The problem: Could you count the lines in the entries beneath that hold the word "time"? Respond with the number alone.

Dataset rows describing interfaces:
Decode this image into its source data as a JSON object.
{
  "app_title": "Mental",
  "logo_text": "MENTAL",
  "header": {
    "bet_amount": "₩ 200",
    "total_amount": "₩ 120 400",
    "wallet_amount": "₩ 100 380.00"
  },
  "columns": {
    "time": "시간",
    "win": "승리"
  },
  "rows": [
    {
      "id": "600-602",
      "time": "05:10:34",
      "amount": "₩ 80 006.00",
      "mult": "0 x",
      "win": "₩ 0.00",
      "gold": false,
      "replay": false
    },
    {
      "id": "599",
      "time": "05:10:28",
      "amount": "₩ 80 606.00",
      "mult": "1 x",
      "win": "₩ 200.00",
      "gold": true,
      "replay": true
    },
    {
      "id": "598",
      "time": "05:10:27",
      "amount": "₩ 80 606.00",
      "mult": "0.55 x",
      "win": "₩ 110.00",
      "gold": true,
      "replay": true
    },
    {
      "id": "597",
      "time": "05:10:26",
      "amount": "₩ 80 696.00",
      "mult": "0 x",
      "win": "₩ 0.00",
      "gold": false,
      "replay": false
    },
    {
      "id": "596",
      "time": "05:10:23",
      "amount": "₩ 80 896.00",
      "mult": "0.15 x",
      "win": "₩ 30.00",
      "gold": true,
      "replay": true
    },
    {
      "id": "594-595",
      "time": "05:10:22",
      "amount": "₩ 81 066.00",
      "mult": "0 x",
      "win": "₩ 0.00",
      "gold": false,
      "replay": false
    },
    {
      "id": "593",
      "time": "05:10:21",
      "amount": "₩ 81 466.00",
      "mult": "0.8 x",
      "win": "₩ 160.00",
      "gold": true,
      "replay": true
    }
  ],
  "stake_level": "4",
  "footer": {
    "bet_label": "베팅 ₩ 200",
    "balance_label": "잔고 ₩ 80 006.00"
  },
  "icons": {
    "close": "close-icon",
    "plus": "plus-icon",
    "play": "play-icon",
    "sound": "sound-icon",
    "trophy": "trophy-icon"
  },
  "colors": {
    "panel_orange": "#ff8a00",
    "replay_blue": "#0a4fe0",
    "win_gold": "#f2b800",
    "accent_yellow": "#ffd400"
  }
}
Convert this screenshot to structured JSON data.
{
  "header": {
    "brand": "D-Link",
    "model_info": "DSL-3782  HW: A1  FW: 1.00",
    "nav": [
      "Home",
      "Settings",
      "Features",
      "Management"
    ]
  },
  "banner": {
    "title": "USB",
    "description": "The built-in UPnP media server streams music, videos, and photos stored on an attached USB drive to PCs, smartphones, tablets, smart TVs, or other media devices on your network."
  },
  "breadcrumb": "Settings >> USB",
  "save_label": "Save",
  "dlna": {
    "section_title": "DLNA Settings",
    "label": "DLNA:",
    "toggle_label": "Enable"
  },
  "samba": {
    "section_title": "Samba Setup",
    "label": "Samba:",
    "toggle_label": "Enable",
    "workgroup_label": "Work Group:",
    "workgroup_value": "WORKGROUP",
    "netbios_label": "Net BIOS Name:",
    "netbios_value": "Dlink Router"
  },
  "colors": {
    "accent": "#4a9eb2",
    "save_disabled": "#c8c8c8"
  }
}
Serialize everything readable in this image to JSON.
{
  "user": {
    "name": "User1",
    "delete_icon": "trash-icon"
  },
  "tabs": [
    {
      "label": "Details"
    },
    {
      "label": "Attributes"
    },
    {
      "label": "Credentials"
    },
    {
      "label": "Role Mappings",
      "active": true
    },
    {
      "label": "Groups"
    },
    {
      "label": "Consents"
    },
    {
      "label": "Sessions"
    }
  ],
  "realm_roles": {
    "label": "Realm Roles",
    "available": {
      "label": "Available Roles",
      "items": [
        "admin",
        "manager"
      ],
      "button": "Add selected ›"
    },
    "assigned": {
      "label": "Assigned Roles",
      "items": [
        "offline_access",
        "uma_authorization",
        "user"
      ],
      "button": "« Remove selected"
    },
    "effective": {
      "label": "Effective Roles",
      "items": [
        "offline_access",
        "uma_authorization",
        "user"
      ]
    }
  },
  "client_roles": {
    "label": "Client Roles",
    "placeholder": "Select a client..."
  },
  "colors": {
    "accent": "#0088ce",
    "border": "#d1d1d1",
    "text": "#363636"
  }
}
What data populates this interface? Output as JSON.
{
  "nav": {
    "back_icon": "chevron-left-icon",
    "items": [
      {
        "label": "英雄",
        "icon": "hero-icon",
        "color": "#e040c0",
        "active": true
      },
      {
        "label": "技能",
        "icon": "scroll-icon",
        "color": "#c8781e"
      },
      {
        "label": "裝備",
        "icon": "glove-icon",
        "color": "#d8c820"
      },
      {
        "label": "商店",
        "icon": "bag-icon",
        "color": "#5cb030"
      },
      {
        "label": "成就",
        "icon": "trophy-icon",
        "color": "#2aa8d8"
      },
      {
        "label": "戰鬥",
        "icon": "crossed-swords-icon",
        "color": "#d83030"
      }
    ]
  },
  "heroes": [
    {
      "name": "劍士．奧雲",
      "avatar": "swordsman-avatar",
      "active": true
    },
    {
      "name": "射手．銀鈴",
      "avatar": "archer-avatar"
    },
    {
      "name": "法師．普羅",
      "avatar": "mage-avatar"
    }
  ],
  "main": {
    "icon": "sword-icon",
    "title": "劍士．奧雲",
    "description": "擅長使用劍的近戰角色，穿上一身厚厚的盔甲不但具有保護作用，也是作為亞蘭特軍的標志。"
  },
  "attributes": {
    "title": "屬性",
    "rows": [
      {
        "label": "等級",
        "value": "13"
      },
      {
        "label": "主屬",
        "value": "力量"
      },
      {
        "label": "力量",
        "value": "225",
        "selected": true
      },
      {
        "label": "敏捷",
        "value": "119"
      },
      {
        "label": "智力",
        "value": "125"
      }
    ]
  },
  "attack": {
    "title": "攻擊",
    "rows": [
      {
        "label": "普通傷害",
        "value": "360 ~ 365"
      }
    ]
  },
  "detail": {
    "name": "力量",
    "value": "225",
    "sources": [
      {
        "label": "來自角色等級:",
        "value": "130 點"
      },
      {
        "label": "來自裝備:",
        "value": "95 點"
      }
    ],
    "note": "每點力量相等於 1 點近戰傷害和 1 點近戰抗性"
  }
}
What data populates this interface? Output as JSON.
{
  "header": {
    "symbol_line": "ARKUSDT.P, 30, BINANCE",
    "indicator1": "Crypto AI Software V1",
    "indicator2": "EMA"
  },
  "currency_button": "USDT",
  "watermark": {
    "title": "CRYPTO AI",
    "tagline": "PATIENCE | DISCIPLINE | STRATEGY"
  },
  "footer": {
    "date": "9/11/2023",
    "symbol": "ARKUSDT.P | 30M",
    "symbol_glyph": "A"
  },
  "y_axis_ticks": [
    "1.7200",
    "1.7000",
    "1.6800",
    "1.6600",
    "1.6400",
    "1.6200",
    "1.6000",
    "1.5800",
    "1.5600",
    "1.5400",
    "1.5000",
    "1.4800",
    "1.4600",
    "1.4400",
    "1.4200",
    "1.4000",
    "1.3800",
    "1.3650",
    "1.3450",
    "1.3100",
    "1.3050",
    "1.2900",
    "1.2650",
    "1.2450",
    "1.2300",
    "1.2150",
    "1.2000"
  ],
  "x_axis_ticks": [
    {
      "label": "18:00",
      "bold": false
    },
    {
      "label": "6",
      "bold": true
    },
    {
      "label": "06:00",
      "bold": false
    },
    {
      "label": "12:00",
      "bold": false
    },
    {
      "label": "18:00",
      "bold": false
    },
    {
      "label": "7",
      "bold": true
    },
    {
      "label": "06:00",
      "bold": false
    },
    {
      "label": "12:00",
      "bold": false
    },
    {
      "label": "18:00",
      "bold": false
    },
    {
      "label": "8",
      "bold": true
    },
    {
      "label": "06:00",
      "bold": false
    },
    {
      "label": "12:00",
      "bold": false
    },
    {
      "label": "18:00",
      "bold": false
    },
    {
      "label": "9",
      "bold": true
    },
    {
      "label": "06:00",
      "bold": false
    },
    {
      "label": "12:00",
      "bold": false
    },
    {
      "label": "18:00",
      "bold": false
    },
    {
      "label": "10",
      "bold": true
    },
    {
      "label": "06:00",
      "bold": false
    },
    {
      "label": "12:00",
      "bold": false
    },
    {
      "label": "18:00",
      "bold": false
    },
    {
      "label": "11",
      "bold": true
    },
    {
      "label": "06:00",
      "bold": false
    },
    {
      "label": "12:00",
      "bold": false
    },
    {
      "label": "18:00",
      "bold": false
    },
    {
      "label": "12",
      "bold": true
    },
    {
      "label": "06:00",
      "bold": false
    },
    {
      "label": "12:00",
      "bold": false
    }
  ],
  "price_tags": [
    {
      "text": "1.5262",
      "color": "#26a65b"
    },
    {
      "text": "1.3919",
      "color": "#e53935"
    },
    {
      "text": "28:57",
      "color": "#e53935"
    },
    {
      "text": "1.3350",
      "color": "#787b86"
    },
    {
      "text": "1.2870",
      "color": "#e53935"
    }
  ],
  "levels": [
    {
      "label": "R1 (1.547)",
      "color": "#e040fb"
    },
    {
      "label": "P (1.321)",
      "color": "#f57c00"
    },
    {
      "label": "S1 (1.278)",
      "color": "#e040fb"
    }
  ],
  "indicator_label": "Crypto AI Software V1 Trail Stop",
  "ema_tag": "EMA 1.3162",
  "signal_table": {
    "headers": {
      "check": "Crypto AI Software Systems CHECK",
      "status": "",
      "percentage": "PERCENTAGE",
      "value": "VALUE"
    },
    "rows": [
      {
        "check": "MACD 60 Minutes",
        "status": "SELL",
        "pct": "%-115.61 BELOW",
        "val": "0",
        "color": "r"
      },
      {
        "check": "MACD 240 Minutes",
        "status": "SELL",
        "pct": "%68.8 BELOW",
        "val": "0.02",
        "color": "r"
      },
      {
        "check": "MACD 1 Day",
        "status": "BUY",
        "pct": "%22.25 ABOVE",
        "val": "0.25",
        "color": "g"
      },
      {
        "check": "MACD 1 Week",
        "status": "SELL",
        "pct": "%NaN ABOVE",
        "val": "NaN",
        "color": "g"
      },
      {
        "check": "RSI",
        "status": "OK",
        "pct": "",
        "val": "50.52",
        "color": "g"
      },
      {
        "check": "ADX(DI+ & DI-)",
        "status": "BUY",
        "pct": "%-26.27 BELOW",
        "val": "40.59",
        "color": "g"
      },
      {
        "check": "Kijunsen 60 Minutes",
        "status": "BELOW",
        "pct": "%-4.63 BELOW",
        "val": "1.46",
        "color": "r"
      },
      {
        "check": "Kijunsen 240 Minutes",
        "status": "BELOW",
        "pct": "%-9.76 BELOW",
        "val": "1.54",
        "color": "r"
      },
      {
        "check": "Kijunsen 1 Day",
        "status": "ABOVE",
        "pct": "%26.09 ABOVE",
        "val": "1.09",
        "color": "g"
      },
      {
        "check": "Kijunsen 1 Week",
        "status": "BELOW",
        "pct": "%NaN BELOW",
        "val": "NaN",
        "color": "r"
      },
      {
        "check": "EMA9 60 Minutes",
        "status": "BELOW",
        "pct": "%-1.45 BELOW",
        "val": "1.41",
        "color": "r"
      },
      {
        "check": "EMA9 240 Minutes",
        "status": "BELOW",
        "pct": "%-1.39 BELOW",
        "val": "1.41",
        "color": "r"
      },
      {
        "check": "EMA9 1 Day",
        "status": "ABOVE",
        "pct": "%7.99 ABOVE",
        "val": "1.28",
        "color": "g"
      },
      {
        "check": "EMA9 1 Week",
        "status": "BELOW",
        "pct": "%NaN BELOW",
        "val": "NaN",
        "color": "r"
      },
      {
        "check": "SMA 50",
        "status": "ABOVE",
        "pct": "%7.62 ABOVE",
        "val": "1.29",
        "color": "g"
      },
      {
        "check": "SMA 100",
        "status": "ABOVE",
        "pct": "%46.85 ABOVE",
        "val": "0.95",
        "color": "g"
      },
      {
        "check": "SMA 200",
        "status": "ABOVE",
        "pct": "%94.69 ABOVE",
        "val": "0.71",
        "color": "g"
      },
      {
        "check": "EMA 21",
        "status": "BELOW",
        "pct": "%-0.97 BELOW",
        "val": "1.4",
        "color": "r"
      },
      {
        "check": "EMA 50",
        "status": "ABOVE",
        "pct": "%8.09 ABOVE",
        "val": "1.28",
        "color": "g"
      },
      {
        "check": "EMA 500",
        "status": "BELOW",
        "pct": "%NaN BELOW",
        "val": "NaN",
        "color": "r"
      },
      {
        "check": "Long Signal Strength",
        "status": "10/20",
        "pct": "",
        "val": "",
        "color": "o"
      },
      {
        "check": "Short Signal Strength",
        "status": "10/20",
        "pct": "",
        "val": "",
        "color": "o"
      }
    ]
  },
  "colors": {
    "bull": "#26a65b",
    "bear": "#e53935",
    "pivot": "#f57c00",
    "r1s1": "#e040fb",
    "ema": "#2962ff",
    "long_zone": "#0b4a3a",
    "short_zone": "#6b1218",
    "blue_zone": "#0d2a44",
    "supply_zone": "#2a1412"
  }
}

Expected output: 8